**Instructions to follow:** Pictures appear among the records. Write out all else exactly as it stands.

Website and app data records:
• • •
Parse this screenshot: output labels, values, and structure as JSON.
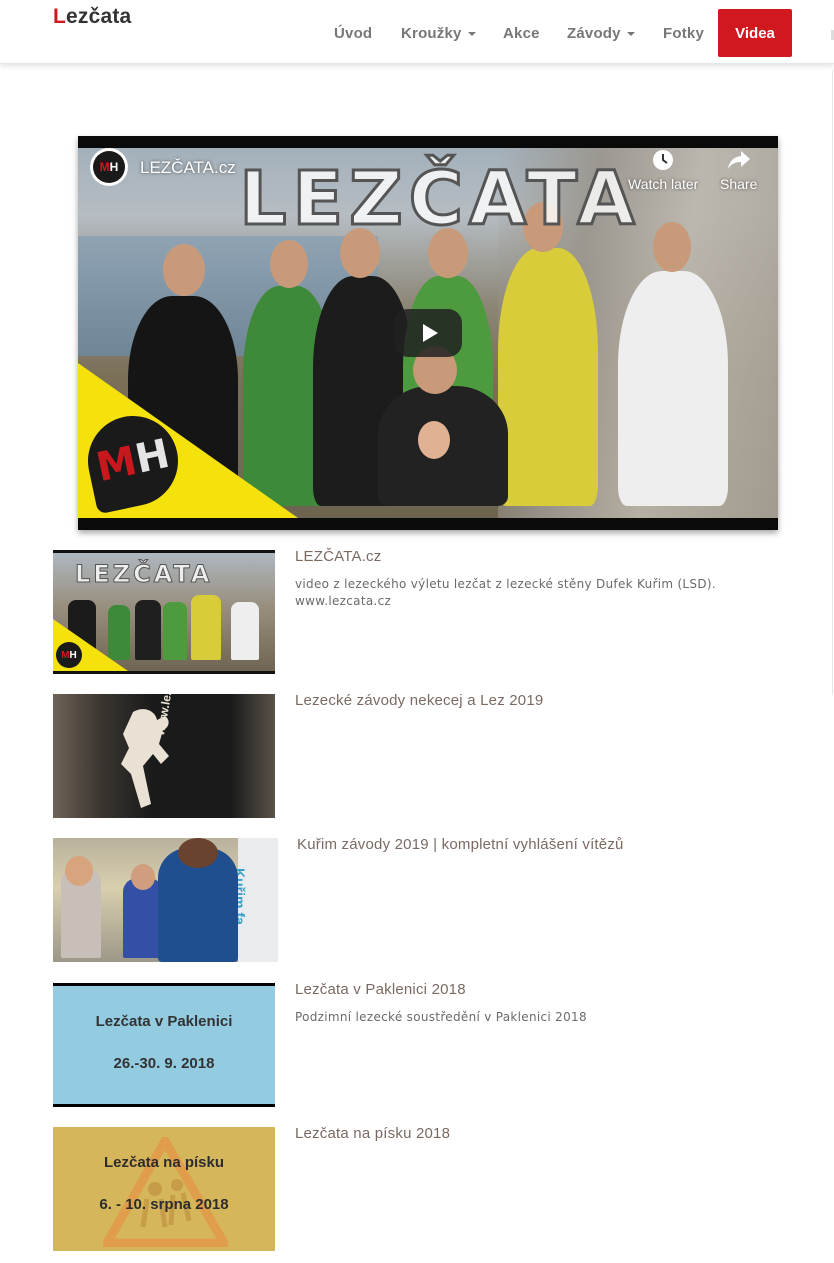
{
  "brand": {
    "first_letter": "L",
    "rest": "ezčata"
  },
  "nav": {
    "items": [
      "Úvod",
      "Kroužky",
      "Akce",
      "Závody",
      "Fotky"
    ],
    "active": "Videa"
  },
  "player": {
    "channel": "LEZČATA.cz",
    "overlay_title": "LEZČATA",
    "watch_later": "Watch later",
    "share": "Share",
    "logo_text": "MH"
  },
  "videos": [
    {
      "title": "LEZČATA.cz",
      "description_lines": [
        "video z lezeckého výletu lezčat z lezecké stěny Dufek Kuřim (LSD).",
        "www.lezcata.cz"
      ],
      "thumb_text": "LEZČATA"
    },
    {
      "title": "Lezecké závody nekecej a Lez 2019",
      "thumb_text": "www.lezcata.cz"
    },
    {
      "title": "Kuřim závody 2019 | kompletní vyhlášení vítězů",
      "thumb_text": "Kuřim fa"
    },
    {
      "title": "Lezčata v Paklenici 2018",
      "description_lines": [
        "Podzimní lezecké soustředění v Paklenici 2018"
      ],
      "thumb_lines": [
        "Lezčata v Paklenici",
        "26.-30. 9. 2018"
      ]
    },
    {
      "title": "Lezčata na písku 2018",
      "thumb_lines": [
        "Lezčata na písku",
        "6. - 10. srpna 2018"
      ]
    }
  ],
  "colors": {
    "accent": "#d0181e",
    "highlight_yellow": "#f5e10c",
    "title_text": "#7a6a62"
  }
}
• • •
**Solved exercise:**
Parse this screenshot: output labels, values, and structure as JSON.
{
  "brand": {
    "first_letter": "L",
    "rest": "ezčata"
  },
  "nav": {
    "items": [
      "Úvod",
      "Kroužky",
      "Akce",
      "Závody",
      "Fotky"
    ],
    "active": "Videa"
  },
  "player": {
    "channel": "LEZČATA.cz",
    "overlay_title": "LEZČATA",
    "watch_later": "Watch later",
    "share": "Share",
    "logo_text": "MH"
  },
  "videos": [
    {
      "title": "LEZČATA.cz",
      "description_lines": [
        "video z lezeckého výletu lezčat z lezecké stěny Dufek Kuřim (LSD).",
        "www.lezcata.cz"
      ],
      "thumb_text": "LEZČATA"
    },
    {
      "title": "Lezecké závody nekecej a Lez 2019",
      "thumb_text": "www.lezcata.cz"
    },
    {
      "title": "Kuřim závody 2019 | kompletní vyhlášení vítězů",
      "thumb_text": "Kuřim fa"
    },
    {
      "title": "Lezčata v Paklenici 2018",
      "description_lines": [
        "Podzimní lezecké soustředění v Paklenici 2018"
      ],
      "thumb_lines": [
        "Lezčata v Paklenici",
        "26.-30. 9. 2018"
      ]
    },
    {
      "title": "Lezčata na písku 2018",
      "thumb_lines": [
        "Lezčata na písku",
        "6. - 10. srpna 2018"
      ]
    }
  ],
  "colors": {
    "accent": "#d0181e",
    "highlight_yellow": "#f5e10c",
    "title_text": "#7a6a62"
  }
}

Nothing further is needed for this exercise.